A simple twist valve normally, that changes the amount of boost pressure required before pressure is sent to the wastegate, thus opening it. this is used to actually SET maximum boost.
Mass Airflow Sensor (MAF)
The "modern alternative" for MAP's, this actually measures the amount of ACTUAL air entering an engine via weird technical voodoo you don't want me to explain. You don't have this, forget you heard of it.
Multiport Fuel Injection (MPFI)
In this system each cylinder has number of injectors (usually one) to supply/spray fuel in the cylinders as compared to one injector located centrally to supply/spray fuel in case of single point injection system.
Normal Band O2 (O2 or NBO2)
What j-bodies normally have. these measure a/f on 0-1 volt scale, and it's very UNLINEAR, that is to say it gets very unaccurate when measuring anything other then perfect A/F.
Port and Polish (P&P)
To smooth the ports in a cylinder head, to enlarge them slightly, to make the air enter the combustion chamber smoother, and to put a mirror polish on the exhaust ports and a rougher one on the intake ports. Why? That's another lesson.
Port Fuel Injection (PFI)
Generic name for MPFI. All j-bodies after 90ish have some form of MPFI.
Powertrain Control Module (PCM)
Sequential Fuel Injection (SFI)

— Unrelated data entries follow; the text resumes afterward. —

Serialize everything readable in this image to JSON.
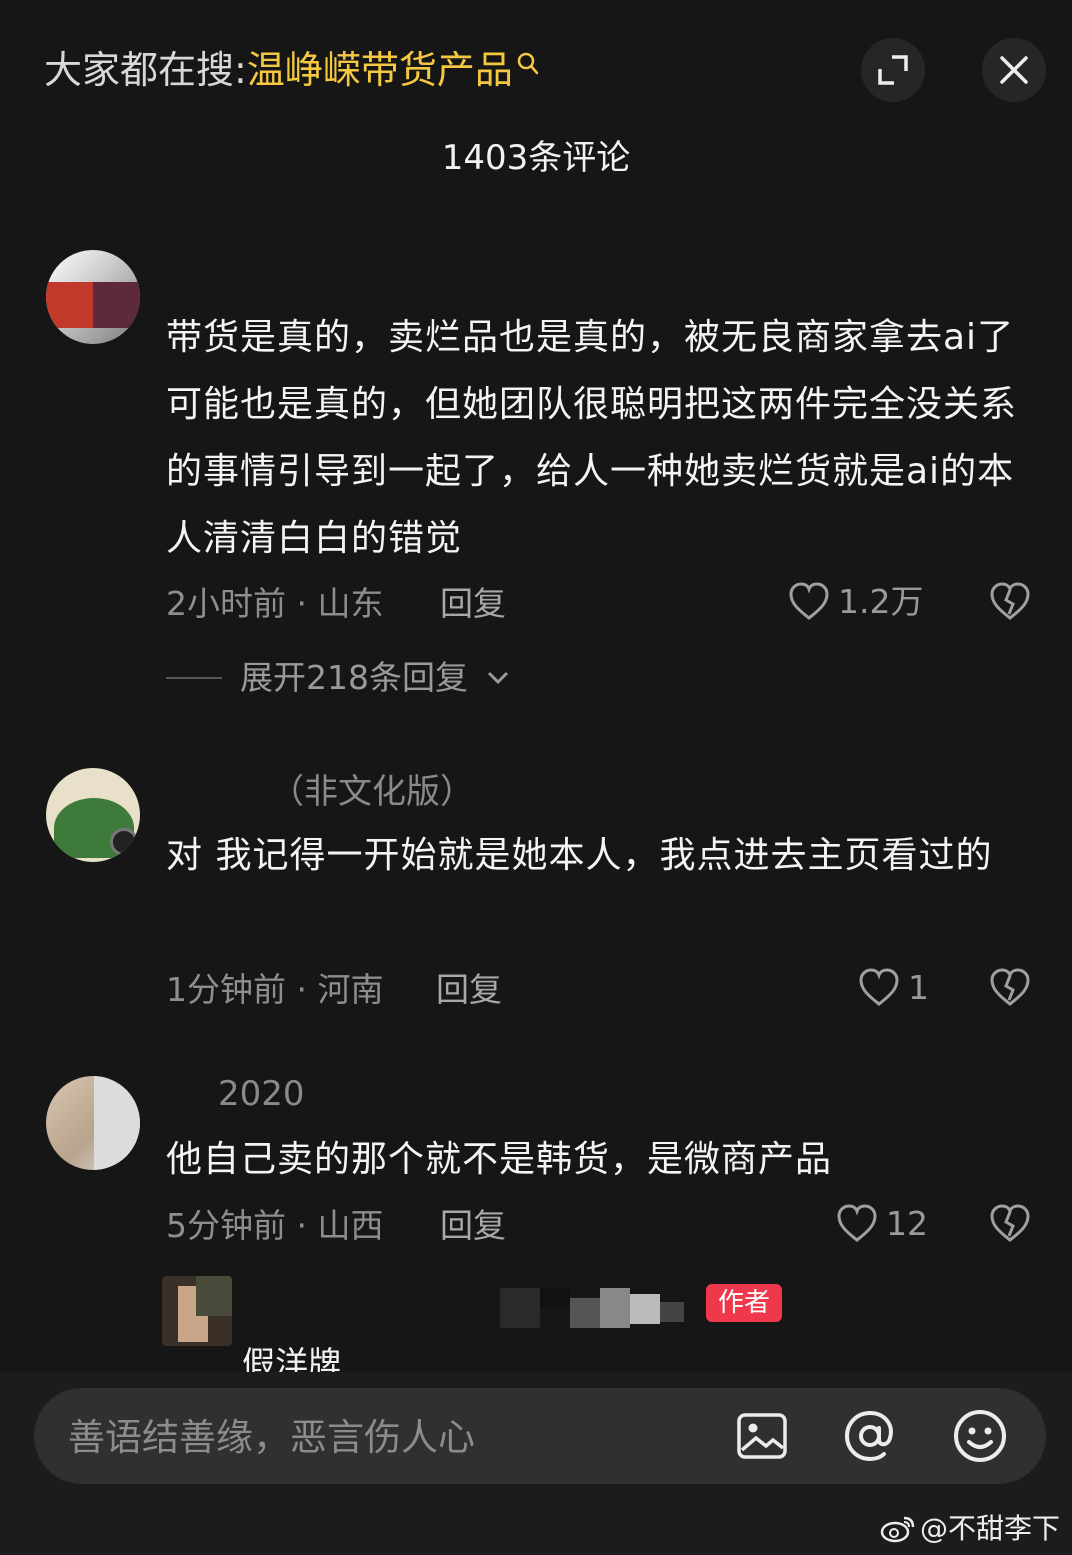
{
  "header": {
    "search_prefix": "大家都在搜:",
    "search_keyword": "温峥嵘带货产品",
    "comment_count": "1403条评论"
  },
  "comments": [
    {
      "username": "",
      "text": "带货是真的，卖烂品也是真的，被无良商家拿去ai了可能也是真的，但她团队很聪明把这两件完全没关系的事情引导到一起了，给人一种她卖烂货就是ai的本人清清白白的错觉",
      "time_location": "2小时前 · 山东",
      "reply_label": "回复",
      "likes": "1.2万",
      "expand_replies": "展开218条回复"
    },
    {
      "username": "（非文化版）",
      "text": "对 我记得一开始就是她本人，我点进去主页看过的",
      "time_location": "1分钟前 · 河南",
      "reply_label": "回复",
      "likes": "1"
    },
    {
      "username": "2020",
      "text": "他自己卖的那个就不是韩货，是微商产品",
      "time_location": "5分钟前 · 山西",
      "reply_label": "回复",
      "likes": "12"
    }
  ],
  "sub_reply": {
    "author_badge": "作者",
    "text": "假洋牌"
  },
  "input": {
    "placeholder": "善语结善缘，恶言伤人心"
  },
  "watermark": "@不甜李下",
  "colors": {
    "background": "#161616",
    "keyword": "#f5c842",
    "author_badge": "#f0384d"
  }
}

Another type of MPFI.
Measures engine RPM.
Throttle Body (TB)
The throttle body is the throat through which the air passes when you step on the gas pedal. The throttle plate is a steel "flap" that lets air in. The gas pedal is connected to the throttle plate, and it opens and closes based on how far the gas pedal is pressed.
Throttle Body Injection (TBI)
A type of electronic fuel injection system that uses a single injector or pair of injectors mounted in a centrally located throttle body. The throttle unit resembles a carburetor except that there is no fuel bowl, float or metering jets. Fuel is sprayed directly into the throttle bore(s) by the injector(s).
Torque Converter (T/C)
The automatic tranny equivilent of a clutch (damn I'm oversimplifying).
Turbo Manifold (T/M)
Bolts to the head, directs exhaust air into the turbo. duh.
What you're engine is under, when it isn't boosted.
Vehicle Speed Sensor (VSS)
The Vehicle Speed Sensor (VSS) is a sensor in the transaxle which sends a signal to the PCM, which the PCM converts to Kilometers Per Hour (km/h) and Miles Per Hour (MPH).
Limits maximum boost by allowing some exhaust gas to bypass the turbo, can either be external to the turbo (looks like a BOV) or internal (is a flapper door). Externals generally allow for higher boost levels without "creep" where maximum boost slowly get's higher.
Wide Band Oxygen Sensor (WB or WBO2)
0-5 volts range, linear scale, for measure A/F ratios very accurately, Dynos and serious tuners and smart people use these ;-) can be found stock on some uber-low emmisions cars (read honda's toyotas, etc). Costs about 100 bucks per sensor.